The species Canis aureus, the common jackal, was not known to be native to northeastern Europe, however scientists at Tartu University’s DNA analysis laboratories say there’s no doubt the jackals have arrived.
Silava researchers no longer think the golden jackals got into Latvia from the opposite direction – i.e. from Estonia, where they have also been found, but rather indeed from the southeast, despite no reports of findings from Lithuania.
Last year three specimens of the wolf-like creature were hunted down in Latvian woods around the south-central Zemgale town of Jelgava, reported to wildlife authorities and handed off to the university labs in Tartu.

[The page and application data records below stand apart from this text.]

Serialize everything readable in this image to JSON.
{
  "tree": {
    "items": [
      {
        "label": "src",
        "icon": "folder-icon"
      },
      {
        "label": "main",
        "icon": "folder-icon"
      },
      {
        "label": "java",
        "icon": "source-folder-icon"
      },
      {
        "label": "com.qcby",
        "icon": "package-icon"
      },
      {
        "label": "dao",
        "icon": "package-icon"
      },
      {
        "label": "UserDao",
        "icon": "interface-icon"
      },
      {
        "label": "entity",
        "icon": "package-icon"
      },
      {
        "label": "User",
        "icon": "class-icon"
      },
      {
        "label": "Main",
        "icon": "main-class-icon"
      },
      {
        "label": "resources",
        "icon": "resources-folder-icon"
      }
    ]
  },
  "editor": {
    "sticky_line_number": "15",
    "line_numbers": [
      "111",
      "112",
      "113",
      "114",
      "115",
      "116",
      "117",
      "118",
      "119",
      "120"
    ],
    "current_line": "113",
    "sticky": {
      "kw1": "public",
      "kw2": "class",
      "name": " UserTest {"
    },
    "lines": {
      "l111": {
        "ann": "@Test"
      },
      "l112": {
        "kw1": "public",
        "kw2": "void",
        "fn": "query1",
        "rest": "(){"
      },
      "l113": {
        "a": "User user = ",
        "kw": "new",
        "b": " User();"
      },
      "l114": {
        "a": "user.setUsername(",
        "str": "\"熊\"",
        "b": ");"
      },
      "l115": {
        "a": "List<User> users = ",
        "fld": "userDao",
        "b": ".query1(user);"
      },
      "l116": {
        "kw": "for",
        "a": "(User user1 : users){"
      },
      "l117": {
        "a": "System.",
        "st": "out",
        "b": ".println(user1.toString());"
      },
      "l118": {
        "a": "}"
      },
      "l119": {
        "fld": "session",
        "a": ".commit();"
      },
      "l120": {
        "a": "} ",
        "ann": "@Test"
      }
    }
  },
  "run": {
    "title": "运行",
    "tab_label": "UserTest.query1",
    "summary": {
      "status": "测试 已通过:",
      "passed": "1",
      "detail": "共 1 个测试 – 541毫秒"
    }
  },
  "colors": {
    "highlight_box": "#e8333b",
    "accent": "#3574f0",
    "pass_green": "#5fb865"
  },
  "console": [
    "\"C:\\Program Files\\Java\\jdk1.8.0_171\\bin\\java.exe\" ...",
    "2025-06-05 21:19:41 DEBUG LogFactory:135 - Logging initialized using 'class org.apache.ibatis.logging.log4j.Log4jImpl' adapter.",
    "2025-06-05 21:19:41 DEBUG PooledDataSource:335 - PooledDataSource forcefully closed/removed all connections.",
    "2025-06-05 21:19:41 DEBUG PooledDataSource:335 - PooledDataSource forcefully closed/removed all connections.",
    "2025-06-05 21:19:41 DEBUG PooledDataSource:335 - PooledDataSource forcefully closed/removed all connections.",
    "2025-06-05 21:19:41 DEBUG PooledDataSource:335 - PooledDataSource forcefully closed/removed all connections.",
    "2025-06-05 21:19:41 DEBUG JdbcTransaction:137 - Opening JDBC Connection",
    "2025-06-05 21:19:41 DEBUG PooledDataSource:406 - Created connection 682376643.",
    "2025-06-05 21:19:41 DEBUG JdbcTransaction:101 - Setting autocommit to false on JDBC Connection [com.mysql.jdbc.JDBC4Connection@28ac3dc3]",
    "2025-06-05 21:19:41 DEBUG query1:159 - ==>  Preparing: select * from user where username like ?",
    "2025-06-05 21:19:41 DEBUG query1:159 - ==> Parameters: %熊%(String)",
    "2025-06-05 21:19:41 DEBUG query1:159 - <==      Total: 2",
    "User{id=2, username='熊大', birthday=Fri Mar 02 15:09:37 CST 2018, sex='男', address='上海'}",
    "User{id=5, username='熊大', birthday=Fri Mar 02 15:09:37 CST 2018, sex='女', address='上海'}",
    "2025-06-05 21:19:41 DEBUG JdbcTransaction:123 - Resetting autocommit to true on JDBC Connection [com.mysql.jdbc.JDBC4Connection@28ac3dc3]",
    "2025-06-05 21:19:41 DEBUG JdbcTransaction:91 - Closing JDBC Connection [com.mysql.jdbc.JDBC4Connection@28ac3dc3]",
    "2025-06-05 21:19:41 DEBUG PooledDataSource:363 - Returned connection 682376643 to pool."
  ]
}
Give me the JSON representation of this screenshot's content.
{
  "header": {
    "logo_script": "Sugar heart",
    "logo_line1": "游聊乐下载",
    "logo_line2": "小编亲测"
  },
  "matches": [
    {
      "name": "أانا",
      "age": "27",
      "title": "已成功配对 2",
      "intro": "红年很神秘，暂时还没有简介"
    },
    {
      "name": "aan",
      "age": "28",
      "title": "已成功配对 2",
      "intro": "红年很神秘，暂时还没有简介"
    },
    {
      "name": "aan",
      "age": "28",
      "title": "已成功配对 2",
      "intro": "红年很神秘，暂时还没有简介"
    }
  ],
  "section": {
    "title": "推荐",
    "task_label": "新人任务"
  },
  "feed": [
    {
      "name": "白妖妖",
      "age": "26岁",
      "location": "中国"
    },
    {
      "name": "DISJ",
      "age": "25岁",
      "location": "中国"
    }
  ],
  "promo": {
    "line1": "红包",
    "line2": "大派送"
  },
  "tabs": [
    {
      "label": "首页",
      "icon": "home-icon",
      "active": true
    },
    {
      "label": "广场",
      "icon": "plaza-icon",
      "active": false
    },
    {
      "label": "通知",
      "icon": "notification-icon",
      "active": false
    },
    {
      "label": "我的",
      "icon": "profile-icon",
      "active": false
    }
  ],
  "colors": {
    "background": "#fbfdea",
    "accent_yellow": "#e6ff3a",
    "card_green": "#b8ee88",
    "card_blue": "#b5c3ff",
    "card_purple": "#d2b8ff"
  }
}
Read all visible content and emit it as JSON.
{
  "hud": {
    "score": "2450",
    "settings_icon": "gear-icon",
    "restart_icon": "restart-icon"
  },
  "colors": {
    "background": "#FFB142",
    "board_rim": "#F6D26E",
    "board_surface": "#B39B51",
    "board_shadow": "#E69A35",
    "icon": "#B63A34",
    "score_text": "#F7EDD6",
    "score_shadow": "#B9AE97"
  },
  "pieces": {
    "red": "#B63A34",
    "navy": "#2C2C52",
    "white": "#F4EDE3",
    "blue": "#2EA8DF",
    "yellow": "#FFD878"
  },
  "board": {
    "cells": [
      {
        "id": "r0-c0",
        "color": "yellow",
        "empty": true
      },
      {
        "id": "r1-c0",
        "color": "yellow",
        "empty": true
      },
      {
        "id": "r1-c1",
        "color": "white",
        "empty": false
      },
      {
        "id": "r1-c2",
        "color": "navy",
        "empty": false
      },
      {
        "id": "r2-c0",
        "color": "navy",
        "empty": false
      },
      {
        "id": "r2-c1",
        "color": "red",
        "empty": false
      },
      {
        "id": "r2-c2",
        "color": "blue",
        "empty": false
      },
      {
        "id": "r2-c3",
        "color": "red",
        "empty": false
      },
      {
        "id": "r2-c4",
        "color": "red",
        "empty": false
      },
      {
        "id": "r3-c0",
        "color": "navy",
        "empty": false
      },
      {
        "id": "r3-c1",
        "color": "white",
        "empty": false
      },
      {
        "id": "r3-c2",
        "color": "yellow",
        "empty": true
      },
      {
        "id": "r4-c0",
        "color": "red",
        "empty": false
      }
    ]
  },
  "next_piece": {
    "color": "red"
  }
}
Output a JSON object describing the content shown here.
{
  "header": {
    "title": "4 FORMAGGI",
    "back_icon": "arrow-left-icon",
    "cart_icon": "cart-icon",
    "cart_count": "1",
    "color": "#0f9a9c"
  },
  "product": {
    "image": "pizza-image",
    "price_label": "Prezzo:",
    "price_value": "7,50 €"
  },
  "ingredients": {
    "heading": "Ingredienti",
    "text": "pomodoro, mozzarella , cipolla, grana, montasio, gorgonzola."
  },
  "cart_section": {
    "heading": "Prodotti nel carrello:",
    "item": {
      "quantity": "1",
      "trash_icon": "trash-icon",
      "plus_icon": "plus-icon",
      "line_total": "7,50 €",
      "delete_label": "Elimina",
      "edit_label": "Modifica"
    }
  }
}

Later, a fourth came in from coastal Kurzeme province near Aizpute.
The golden jackal has already been declared an invasive species ahead of the confirmation, and its hunting season coincides with that set for wolves – from July 15 through March 31, Valters Lusis of the State Forestry Service hunting section told LSM.
“Hunters can mix the jackals up with wolves, and some might do so deliberately if we set different dates, so we made sure that their seasons are exactly the same,” Lusis explained.
Silava senior research scientist Janis Ozolins told LSM the process of species migration was natural, though facilitated by human activity and recommended against any mass culling efforts.
“First of all, it’s impossible, it won’t work, and people’s efforts are not always justified. Secondly, if it’s a natural process, you learn to accept it,” he said.
He explained that now it remains to observe the golden jackal as part of Latvia’s animal kingdom and research its interactions with other species. Humans are under no threat from them. Though deer was determined to be in the diet of the hunted-down animals, it is too early to predict an impact on the species’ population from jackals. Ozolins discounted the idea that the golden jackal could proliferate as a problem in Latvia.